Mentor: Professor William Malachowski
In the human body, indoleamine-2-3-dioxygenase (IDO) catalyses the metabolism of tryptophan (an essential amino acid). It was found that in fetal cells without tryptophan, T cells were inhibited in their multiplication stages. The suppression of T cells is essential in preventing fetal rejection from the body’s immunological responses.
It has recently been found that some tumors express the enzyme IDO. This protects the tumors from the immunological activity of T cells, thereby resulting in the undisturbed growth and reproduction of tumor (cancer) cells.

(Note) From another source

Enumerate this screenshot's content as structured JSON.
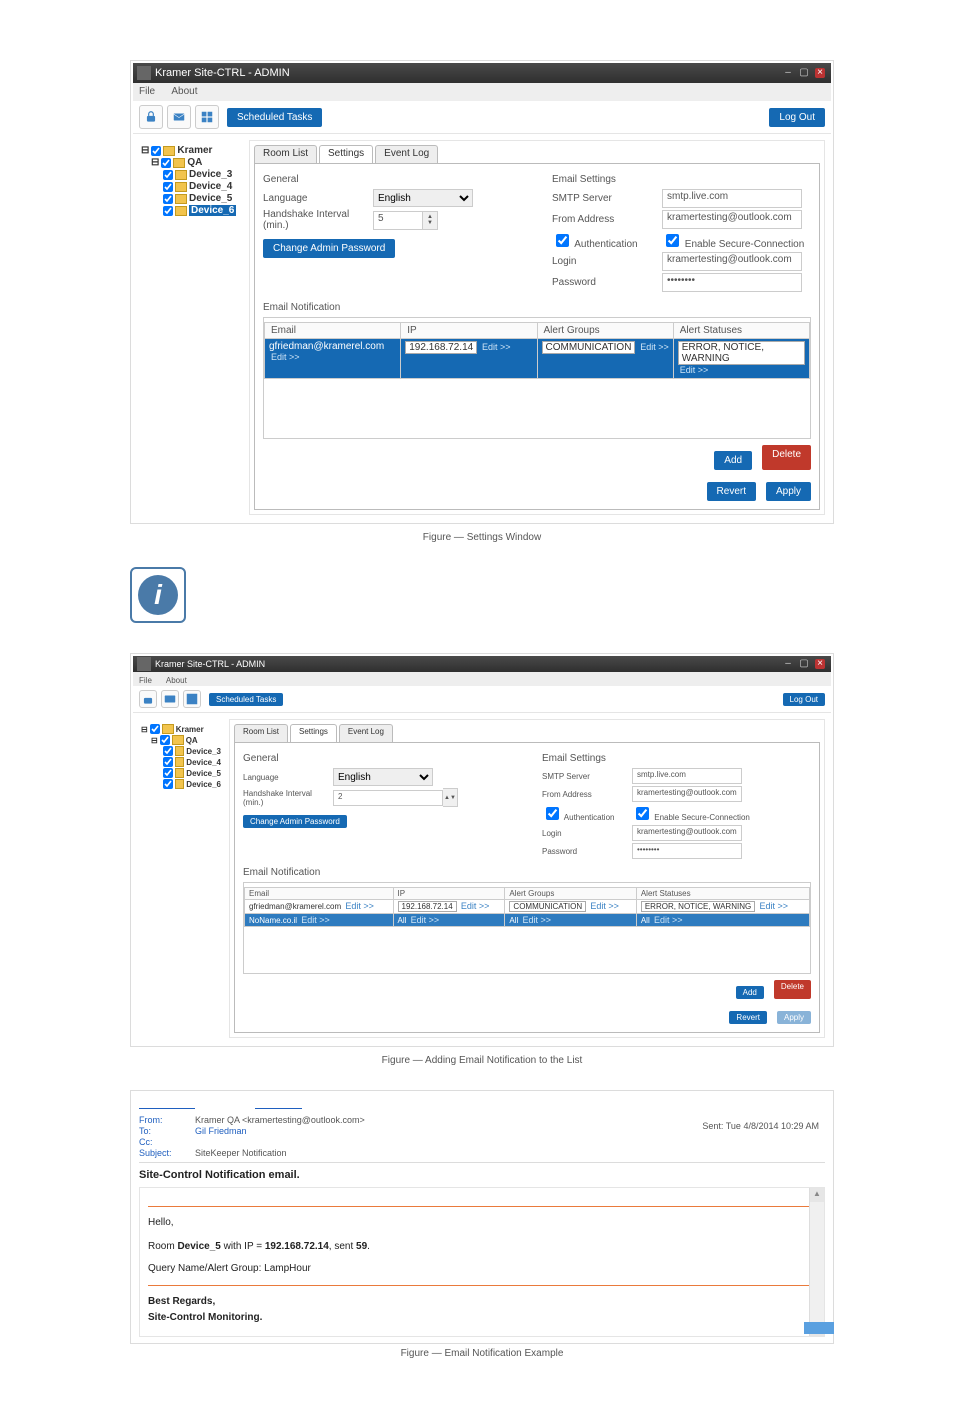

An effective way to rectify this problem is to develop some form of inhibitor for the IDO enzyme. As such, the aim of my research this summer was to aid in the synthesis of potential IDO inhibitors.
Previously, the Malachowski group was focused on synthesizing tryptophan derivatives as IDO inhibitors. However, very recently, it was reported that the compounds annulin C, discovered by researchers at the University of British Columbia in marine sea sponge material, (Fig. A) and menadione (vitamin K3, Fig. B) , both naphthoquinone derivatives, are much more effective and potent inhibitors of IDO (KI values 144nm and 580nm respectively).
Therefore, we turned our attention to the synthesis of 1, 4-naphthoquinone derivatives (Fig. C) as possible IDO inhibitors.